> [Assignment]:
Reproduce the data that follows precisely.

> [Data]:
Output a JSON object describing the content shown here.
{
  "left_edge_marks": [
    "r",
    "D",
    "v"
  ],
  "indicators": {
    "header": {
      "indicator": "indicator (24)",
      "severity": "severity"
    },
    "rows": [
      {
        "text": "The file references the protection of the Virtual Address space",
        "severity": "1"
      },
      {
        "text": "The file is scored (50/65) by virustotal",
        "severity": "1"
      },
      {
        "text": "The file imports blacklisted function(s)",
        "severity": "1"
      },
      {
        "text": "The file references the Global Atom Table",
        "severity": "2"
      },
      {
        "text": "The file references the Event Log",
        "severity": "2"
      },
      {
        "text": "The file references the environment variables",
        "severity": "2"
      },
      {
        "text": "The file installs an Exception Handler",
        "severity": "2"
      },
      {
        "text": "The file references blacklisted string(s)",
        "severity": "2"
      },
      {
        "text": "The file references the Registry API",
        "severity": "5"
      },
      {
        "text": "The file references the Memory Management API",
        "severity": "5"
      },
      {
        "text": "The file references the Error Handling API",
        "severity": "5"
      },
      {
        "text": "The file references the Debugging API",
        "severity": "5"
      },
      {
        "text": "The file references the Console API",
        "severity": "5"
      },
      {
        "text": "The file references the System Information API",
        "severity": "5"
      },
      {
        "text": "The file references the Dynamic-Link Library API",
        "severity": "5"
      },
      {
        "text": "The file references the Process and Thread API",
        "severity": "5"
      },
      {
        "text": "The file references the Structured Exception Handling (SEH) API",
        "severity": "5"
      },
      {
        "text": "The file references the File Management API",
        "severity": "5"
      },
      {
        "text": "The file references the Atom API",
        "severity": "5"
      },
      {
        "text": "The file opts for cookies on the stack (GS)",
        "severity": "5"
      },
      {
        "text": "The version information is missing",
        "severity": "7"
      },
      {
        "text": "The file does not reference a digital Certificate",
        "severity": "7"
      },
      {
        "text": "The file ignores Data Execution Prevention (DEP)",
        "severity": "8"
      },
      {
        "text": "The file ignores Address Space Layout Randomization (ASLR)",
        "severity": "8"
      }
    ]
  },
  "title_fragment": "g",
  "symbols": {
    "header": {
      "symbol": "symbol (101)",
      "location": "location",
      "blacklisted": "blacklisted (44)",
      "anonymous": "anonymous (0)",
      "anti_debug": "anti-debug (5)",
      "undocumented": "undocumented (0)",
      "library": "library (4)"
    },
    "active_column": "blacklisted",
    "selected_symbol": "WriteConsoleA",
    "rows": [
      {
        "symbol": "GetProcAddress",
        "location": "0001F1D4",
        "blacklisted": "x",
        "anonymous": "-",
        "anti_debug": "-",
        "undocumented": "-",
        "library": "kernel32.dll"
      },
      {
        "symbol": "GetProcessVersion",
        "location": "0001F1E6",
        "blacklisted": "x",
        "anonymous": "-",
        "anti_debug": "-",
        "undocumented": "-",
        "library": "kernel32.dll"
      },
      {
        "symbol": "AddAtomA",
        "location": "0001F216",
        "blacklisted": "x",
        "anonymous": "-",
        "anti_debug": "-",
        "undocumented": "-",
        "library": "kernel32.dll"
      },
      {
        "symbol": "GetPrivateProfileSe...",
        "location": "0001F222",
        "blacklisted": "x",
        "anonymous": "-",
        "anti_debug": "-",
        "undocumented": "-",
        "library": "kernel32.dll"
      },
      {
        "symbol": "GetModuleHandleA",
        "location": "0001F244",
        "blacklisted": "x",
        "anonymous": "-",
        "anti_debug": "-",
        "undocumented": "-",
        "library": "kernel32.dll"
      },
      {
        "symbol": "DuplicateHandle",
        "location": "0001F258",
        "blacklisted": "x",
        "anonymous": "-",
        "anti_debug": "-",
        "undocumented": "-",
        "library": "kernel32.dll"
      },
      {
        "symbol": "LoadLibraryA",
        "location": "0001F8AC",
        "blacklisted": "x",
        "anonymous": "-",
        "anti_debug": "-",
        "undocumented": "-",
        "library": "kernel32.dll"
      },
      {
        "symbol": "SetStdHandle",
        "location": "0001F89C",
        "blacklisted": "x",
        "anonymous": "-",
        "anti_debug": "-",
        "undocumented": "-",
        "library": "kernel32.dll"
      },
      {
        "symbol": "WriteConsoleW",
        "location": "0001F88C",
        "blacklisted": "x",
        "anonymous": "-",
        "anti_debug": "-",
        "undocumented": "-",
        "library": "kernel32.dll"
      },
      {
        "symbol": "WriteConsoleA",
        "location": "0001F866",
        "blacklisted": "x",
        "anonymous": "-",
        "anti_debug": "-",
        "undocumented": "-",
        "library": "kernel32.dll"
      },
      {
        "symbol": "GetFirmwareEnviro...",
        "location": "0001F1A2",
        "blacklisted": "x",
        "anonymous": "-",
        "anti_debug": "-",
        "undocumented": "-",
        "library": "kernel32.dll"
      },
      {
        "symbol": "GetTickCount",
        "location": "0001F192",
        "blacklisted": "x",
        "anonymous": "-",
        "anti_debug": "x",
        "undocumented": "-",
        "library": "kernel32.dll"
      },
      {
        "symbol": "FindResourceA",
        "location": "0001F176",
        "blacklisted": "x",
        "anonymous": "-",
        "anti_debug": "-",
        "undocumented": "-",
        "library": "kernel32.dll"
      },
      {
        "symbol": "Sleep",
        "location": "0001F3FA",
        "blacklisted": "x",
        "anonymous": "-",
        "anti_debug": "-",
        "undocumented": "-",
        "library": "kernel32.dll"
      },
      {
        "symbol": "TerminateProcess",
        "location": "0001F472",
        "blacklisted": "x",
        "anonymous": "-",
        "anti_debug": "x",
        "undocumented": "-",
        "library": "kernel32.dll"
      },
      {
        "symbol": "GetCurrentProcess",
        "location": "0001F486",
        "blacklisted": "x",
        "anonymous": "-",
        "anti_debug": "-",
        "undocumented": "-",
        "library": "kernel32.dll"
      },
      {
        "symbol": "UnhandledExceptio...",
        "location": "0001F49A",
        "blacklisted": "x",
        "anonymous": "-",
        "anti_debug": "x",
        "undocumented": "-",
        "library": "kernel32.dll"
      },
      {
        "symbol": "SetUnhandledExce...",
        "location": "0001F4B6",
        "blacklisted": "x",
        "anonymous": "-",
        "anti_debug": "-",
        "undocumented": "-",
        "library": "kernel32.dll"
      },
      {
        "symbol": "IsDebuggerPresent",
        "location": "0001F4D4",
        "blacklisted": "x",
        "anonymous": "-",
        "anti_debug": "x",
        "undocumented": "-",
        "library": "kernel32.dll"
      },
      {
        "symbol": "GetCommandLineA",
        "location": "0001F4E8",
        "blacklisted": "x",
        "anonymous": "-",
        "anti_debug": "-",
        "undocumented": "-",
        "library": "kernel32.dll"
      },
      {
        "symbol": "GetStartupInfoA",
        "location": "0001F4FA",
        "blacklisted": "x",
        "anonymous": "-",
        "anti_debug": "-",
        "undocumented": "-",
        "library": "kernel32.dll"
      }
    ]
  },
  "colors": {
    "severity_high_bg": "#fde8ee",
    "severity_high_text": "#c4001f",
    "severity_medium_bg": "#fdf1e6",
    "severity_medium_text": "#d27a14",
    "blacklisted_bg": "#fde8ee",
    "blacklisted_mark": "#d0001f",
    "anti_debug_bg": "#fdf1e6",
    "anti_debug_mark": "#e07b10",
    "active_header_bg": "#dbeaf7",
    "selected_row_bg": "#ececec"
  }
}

> [Output for this task]:
Output a JSON object describing the content shown here.
{
  "left_edge_marks": [
    "r",
    "D",
    "v"
  ],
  "indicators": {
    "header": {
      "indicator": "indicator (24)",
      "severity": "severity"
    },
    "rows": [
      {
        "text": "The file references the protection of the Virtual Address space",
        "severity": "1"
      },
      {
        "text": "The file is scored (50/65) by virustotal",
        "severity": "1"
      },
      {
        "text": "The file imports blacklisted function(s)",
        "severity": "1"
      },
      {
        "text": "The file references the Global Atom Table",
        "severity": "2"
      },
      {
        "text": "The file references the Event Log",
        "severity": "2"
      },
      {
        "text": "The file references the environment variables",
        "severity": "2"
      },
      {
        "text": "The file installs an Exception Handler",
        "severity": "2"
      },
      {
        "text": "The file references blacklisted string(s)",
        "severity": "2"
      },
      {
        "text": "The file references the Registry API",
        "severity": "5"
      },
      {
        "text": "The file references the Memory Management API",
        "severity": "5"
      },
      {
        "text": "The file references the Error Handling API",
        "severity": "5"
      },
      {
        "text": "The file references the Debugging API",
        "severity": "5"
      },
      {
        "text": "The file references the Console API",
        "severity": "5"
      },
      {
        "text": "The file references the System Information API",
        "severity": "5"
      },
      {
        "text": "The file references the Dynamic-Link Library API",
        "severity": "5"
      },
      {
        "text": "The file references the Process and Thread API",
        "severity": "5"
      },
      {
        "text": "The file references the Structured Exception Handling (SEH) API",
        "severity": "5"
      },
      {
        "text": "The file references the File Management API",
        "severity": "5"
      },
      {
        "text": "The file references the Atom API",
        "severity": "5"
      },
      {
        "text": "The file opts for cookies on the stack (GS)",
        "severity": "5"
      },
      {
        "text": "The version information is missing",
        "severity": "7"
      },
      {
        "text": "The file does not reference a digital Certificate",
        "severity": "7"
      },
      {
        "text": "The file ignores Data Execution Prevention (DEP)",
        "severity": "8"
      },
      {
        "text": "The file ignores Address Space Layout Randomization (ASLR)",
        "severity": "8"
      }
    ]
  },
  "title_fragment": "g",
  "symbols": {
    "header": {
      "symbol": "symbol (101)",
      "location": "location",
      "blacklisted": "blacklisted (44)",
      "anonymous": "anonymous (0)",
      "anti_debug": "anti-debug (5)",
      "undocumented": "undocumented (0)",
      "library": "library (4)"
    },
    "active_column": "blacklisted",
    "selected_symbol": "WriteConsoleA",
    "rows": [
      {
        "symbol": "GetProcAddress",
        "location": "0001F1D4",
        "blacklisted": "x",
        "anonymous": "-",
        "anti_debug": "-",
        "undocumented": "-",
        "library": "kernel32.dll"
      },
      {
        "symbol": "GetProcessVersion",
        "location": "0001F1E6",
        "blacklisted": "x",
        "anonymous": "-",
        "anti_debug": "-",
        "undocumented": "-",
        "library": "kernel32.dll"
      },
      {
        "symbol": "AddAtomA",
        "location": "0001F216",
        "blacklisted": "x",
        "anonymous": "-",
        "anti_debug": "-",
        "undocumented": "-",
        "library": "kernel32.dll"
      },
      {
        "symbol": "GetPrivateProfileSe...",
        "location": "0001F222",
        "blacklisted": "x",
        "anonymous": "-",
        "anti_debug": "-",
        "undocumented": "-",
        "library": "kernel32.dll"
      },
      {
        "symbol": "GetModuleHandleA",
        "location": "0001F244",
        "blacklisted": "x",
        "anonymous": "-",
        "anti_debug": "-",
        "undocumented": "-",
        "library": "kernel32.dll"
      },
      {
        "symbol": "DuplicateHandle",
        "location": "0001F258",
        "blacklisted": "x",
        "anonymous": "-",
        "anti_debug": "-",
        "undocumented": "-",
        "library": "kernel32.dll"
      },
      {
        "symbol": "LoadLibraryA",
        "location": "0001F8AC",
        "blacklisted": "x",
        "anonymous": "-",
        "anti_debug": "-",
        "undocumented": "-",
        "library": "kernel32.dll"
      },
      {
        "symbol": "SetStdHandle",
        "location": "0001F89C",
        "blacklisted": "x",
        "anonymous": "-",
        "anti_debug": "-",
        "undocumented": "-",
        "library": "kernel32.dll"
      },
      {
        "symbol": "WriteConsoleW",
        "location": "0001F88C",
        "blacklisted": "x",
        "anonymous": "-",
        "anti_debug": "-",
        "undocumented": "-",
        "library": "kernel32.dll"
      },
      {
        "symbol": "WriteConsoleA",
        "location": "0001F866",
        "blacklisted": "x",
        "anonymous": "-",
        "anti_debug": "-",
        "undocumented": "-",
        "library": "kernel32.dll"
      },
      {
        "symbol": "GetFirmwareEnviro...",
        "location": "0001F1A2",
        "blacklisted": "x",
        "anonymous": "-",
        "anti_debug": "-",
        "undocumented": "-",
        "library": "kernel32.dll"
      },
      {
        "symbol": "GetTickCount",
        "location": "0001F192",
        "blacklisted": "x",
        "anonymous": "-",
        "anti_debug": "x",
        "undocumented": "-",
        "library": "kernel32.dll"
      },
      {
        "symbol": "FindResourceA",
        "location": "0001F176",
        "blacklisted": "x",
        "anonymous": "-",
        "anti_debug": "-",
        "undocumented": "-",
        "library": "kernel32.dll"
      },
      {
        "symbol": "Sleep",
        "location": "0001F3FA",
        "blacklisted": "x",
        "anonymous": "-",
        "anti_debug": "-",
        "undocumented": "-",
        "library": "kernel32.dll"
      },
      {
        "symbol": "TerminateProcess",
        "location": "0001F472",
        "blacklisted": "x",
        "anonymous": "-",
        "anti_debug": "x",
        "undocumented": "-",
        "library": "kernel32.dll"
      },
      {
        "symbol": "GetCurrentProcess",
        "location": "0001F486",
        "blacklisted": "x",
        "anonymous": "-",
        "anti_debug": "-",
        "undocumented": "-",
        "library": "kernel32.dll"
      },
      {
        "symbol": "UnhandledExceptio...",
        "location": "0001F49A",
        "blacklisted": "x",
        "anonymous": "-",
        "anti_debug": "x",
        "undocumented": "-",
        "library": "kernel32.dll"
      },
      {
        "symbol": "SetUnhandledExce...",
        "location": "0001F4B6",
        "blacklisted": "x",
        "anonymous": "-",
        "anti_debug": "-",
        "undocumented": "-",
        "library": "kernel32.dll"
      },
      {
        "symbol": "IsDebuggerPresent",
        "location": "0001F4D4",
        "blacklisted": "x",
        "anonymous": "-",
        "anti_debug": "x",
        "undocumented": "-",
        "library": "kernel32.dll"
      },
      {
        "symbol": "GetCommandLineA",
        "location": "0001F4E8",
        "blacklisted": "x",
        "anonymous": "-",
        "anti_debug": "-",
        "undocumented": "-",
        "library": "kernel32.dll"
      },
      {
        "symbol": "GetStartupInfoA",
        "location": "0001F4FA",
        "blacklisted": "x",
        "anonymous": "-",
        "anti_debug": "-",
        "undocumented": "-",
        "library": "kernel32.dll"
      }
    ]
  },
  "colors": {
    "severity_high_bg": "#fde8ee",
    "severity_high_text": "#c4001f",
    "severity_medium_bg": "#fdf1e6",
    "severity_medium_text": "#d27a14",
    "blacklisted_bg": "#fde8ee",
    "blacklisted_mark": "#d0001f",
    "anti_debug_bg": "#fdf1e6",
    "anti_debug_mark": "#e07b10",
    "active_header_bg": "#dbeaf7",
    "selected_row_bg": "#ececec"
  }
}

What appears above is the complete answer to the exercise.